> _Work instructions_
Only lines holding the word "products" should be copied from the material.
================================
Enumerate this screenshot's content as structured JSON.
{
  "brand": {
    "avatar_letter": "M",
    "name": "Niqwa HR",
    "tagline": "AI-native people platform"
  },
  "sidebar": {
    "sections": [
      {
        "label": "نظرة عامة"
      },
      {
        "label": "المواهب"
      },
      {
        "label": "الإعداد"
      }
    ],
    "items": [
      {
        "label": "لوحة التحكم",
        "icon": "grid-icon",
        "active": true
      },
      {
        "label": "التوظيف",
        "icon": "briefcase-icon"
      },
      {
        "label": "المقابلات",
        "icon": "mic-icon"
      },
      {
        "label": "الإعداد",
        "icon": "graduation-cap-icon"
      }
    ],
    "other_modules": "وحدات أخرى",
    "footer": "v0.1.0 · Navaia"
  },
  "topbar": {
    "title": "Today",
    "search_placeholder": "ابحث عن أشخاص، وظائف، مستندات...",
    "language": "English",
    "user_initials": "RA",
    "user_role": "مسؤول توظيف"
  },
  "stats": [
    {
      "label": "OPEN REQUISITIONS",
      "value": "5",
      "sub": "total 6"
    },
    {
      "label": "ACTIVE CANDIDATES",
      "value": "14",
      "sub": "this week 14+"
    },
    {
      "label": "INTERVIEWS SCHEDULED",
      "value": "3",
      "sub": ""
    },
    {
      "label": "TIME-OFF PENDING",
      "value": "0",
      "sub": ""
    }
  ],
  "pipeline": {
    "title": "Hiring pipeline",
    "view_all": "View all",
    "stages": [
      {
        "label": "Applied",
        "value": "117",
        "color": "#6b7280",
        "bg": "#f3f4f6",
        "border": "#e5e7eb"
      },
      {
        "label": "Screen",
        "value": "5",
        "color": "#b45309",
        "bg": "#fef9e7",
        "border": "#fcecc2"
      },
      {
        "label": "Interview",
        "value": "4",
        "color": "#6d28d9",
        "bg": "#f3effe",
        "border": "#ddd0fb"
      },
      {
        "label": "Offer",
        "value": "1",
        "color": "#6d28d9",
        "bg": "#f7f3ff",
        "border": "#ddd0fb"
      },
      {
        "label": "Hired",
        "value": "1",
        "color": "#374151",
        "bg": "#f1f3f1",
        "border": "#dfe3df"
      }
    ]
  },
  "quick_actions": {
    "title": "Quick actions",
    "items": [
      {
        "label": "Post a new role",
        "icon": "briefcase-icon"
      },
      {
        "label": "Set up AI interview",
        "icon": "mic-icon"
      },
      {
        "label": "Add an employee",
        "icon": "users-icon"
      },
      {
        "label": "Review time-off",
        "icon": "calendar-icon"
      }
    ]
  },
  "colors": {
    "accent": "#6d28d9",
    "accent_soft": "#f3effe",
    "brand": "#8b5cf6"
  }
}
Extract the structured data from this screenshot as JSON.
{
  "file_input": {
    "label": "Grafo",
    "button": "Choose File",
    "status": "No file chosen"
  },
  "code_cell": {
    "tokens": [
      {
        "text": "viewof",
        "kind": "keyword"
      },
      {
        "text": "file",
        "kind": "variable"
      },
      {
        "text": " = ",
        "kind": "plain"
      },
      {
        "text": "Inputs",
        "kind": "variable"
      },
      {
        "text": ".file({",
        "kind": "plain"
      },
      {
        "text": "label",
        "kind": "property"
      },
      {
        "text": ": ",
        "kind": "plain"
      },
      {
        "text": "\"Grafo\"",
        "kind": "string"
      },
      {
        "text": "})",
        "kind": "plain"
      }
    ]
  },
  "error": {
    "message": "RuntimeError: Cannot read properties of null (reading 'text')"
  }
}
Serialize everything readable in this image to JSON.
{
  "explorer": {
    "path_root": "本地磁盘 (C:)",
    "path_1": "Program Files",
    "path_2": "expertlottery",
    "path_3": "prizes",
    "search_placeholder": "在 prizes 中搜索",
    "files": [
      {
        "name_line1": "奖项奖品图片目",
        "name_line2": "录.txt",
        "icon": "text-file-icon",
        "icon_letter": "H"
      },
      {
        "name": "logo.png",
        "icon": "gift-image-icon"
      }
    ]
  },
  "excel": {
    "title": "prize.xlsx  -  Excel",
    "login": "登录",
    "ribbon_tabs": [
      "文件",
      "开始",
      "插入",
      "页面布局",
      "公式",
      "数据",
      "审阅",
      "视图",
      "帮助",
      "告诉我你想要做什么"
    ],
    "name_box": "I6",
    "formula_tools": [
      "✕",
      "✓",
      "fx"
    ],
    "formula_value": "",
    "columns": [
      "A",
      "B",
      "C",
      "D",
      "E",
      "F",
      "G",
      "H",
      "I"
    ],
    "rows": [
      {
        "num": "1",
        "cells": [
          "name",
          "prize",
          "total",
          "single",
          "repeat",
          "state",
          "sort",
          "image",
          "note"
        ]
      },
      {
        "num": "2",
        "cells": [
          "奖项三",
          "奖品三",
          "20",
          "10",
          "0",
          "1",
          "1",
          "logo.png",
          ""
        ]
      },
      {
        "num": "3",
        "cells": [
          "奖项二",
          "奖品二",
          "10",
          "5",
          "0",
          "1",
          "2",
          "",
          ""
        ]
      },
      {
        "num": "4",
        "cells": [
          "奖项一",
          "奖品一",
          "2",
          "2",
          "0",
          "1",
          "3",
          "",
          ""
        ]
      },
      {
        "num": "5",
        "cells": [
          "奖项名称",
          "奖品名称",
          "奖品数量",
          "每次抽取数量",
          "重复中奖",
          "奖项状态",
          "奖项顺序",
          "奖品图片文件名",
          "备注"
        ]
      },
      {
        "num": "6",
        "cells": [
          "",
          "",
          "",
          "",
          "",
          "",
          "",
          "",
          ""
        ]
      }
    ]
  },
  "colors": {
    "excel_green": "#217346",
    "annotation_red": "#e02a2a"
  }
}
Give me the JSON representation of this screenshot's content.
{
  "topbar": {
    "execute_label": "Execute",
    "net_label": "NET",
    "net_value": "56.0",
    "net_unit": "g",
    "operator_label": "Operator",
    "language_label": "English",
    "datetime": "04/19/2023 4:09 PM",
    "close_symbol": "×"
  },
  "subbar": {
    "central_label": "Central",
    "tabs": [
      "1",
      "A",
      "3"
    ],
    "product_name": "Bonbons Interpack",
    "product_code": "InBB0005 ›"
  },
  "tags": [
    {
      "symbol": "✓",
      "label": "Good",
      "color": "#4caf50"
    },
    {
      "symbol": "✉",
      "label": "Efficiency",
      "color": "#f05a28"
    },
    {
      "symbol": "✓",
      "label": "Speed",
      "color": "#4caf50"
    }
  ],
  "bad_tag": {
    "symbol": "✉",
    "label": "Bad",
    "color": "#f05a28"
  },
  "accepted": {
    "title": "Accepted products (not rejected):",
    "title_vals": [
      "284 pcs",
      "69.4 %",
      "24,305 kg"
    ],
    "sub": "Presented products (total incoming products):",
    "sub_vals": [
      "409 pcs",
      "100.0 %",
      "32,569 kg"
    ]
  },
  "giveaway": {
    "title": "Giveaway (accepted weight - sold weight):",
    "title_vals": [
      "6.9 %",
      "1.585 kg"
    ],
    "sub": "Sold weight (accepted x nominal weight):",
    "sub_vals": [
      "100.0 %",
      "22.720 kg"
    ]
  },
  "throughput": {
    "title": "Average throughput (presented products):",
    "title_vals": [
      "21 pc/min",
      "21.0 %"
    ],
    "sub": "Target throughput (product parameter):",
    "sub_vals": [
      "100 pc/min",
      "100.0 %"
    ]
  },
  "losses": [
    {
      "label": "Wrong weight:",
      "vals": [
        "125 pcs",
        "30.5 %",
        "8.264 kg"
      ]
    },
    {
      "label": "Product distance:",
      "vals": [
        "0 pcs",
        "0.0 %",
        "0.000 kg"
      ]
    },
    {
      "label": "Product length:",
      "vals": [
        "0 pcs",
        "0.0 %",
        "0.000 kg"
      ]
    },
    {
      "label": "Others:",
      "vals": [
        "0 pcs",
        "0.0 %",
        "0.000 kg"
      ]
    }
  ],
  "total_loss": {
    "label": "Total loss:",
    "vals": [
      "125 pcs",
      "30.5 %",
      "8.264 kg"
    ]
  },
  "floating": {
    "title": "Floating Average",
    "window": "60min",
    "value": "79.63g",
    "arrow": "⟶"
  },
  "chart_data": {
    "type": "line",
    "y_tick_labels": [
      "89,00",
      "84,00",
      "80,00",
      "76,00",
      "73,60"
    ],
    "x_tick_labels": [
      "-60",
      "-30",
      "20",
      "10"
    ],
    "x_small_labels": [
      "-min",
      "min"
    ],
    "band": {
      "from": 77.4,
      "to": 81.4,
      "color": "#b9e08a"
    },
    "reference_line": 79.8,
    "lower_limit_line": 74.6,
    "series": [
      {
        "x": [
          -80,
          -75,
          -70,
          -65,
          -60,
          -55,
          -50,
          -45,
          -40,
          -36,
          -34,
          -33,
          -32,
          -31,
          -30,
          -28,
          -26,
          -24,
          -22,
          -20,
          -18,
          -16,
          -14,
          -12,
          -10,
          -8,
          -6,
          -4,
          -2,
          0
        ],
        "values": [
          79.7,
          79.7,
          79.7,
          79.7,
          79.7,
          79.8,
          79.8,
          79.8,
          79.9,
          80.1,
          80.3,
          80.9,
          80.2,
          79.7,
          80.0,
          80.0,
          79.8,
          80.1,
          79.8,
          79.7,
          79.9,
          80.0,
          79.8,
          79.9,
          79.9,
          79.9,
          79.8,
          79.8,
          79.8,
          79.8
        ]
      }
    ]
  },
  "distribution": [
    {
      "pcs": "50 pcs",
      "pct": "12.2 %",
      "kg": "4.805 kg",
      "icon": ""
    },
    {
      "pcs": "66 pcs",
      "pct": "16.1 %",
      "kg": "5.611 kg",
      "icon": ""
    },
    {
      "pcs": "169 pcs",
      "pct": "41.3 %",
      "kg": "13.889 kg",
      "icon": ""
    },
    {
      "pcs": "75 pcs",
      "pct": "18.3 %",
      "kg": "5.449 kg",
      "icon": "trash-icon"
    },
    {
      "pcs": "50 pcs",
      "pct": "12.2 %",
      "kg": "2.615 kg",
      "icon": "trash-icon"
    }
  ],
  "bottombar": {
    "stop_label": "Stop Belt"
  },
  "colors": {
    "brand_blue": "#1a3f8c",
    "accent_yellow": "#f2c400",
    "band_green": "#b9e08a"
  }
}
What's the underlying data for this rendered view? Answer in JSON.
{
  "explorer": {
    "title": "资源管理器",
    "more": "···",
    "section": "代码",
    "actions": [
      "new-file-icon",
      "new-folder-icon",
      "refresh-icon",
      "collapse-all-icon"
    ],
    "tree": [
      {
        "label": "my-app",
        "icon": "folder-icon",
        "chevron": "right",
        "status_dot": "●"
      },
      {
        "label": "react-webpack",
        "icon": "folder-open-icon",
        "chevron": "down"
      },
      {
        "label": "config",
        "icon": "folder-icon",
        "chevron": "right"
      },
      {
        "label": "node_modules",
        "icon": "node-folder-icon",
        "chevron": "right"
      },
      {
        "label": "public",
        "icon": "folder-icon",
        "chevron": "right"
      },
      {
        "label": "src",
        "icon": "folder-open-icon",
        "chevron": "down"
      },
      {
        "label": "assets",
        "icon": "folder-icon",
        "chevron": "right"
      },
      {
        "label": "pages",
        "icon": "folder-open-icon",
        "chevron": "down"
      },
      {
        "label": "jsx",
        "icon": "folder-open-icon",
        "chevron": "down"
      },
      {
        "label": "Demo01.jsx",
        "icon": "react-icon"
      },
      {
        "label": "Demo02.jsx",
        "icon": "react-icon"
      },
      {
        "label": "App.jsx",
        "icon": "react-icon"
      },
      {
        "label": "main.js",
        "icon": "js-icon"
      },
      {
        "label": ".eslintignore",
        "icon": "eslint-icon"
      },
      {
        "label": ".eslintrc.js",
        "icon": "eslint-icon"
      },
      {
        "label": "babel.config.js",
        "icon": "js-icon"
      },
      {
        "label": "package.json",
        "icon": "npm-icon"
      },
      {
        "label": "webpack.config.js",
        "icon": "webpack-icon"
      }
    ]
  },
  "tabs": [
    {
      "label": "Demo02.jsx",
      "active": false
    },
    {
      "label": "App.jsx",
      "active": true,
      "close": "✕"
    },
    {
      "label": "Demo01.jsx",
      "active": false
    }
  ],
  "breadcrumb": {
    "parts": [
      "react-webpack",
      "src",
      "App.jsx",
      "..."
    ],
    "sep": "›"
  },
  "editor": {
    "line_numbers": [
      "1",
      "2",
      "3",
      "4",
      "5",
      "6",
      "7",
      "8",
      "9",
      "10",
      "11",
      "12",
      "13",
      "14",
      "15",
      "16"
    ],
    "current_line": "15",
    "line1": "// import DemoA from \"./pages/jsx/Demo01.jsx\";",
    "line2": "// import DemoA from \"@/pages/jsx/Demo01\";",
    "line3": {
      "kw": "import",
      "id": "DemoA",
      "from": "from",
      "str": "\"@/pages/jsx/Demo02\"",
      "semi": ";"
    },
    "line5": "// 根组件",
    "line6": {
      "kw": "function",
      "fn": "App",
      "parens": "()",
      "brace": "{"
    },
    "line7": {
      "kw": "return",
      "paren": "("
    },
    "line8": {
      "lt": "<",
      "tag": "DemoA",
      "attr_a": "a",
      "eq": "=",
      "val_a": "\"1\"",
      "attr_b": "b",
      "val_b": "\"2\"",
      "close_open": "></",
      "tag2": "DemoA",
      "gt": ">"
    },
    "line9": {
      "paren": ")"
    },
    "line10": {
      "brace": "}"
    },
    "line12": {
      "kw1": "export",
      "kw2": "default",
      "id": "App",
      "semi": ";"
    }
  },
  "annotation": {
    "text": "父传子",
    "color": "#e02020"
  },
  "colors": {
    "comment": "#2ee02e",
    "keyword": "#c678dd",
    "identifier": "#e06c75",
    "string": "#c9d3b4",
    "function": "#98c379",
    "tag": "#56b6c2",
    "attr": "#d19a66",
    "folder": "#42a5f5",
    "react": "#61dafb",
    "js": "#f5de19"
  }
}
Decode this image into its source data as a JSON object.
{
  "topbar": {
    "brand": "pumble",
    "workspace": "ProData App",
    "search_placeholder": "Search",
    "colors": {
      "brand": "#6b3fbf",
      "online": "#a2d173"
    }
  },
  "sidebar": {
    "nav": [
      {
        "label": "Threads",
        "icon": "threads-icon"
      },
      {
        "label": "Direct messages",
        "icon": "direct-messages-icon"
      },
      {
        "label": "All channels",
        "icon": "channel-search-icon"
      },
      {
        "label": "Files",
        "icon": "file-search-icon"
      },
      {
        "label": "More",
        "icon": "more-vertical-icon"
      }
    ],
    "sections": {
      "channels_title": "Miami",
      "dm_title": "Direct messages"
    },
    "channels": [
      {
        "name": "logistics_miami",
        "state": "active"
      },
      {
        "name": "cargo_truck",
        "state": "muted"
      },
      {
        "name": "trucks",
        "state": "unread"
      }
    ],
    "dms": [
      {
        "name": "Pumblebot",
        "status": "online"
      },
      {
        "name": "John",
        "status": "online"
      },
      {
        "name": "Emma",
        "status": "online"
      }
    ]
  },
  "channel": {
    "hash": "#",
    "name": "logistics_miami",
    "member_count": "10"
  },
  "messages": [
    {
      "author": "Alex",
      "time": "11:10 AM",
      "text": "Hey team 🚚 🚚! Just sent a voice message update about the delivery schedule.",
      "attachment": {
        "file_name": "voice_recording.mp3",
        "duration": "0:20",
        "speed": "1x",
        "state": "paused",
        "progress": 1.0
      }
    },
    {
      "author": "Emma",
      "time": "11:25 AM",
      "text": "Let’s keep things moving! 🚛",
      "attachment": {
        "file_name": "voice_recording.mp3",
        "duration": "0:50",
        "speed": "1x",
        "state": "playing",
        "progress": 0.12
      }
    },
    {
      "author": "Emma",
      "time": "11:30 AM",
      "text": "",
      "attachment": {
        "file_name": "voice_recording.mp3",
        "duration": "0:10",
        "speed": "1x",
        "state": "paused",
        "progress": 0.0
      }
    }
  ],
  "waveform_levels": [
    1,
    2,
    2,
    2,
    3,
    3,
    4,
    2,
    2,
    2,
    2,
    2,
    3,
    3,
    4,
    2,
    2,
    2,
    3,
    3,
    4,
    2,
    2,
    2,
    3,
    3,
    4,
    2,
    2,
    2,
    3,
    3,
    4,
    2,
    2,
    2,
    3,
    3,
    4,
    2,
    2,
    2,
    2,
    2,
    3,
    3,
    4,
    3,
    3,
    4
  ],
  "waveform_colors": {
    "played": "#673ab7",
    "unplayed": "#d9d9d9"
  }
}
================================
> _Finished exercise_
    "title": "Accepted products (not rejected):",
    "sub": "Presented products (total incoming products):",
    "title": "Average throughput (presented products):",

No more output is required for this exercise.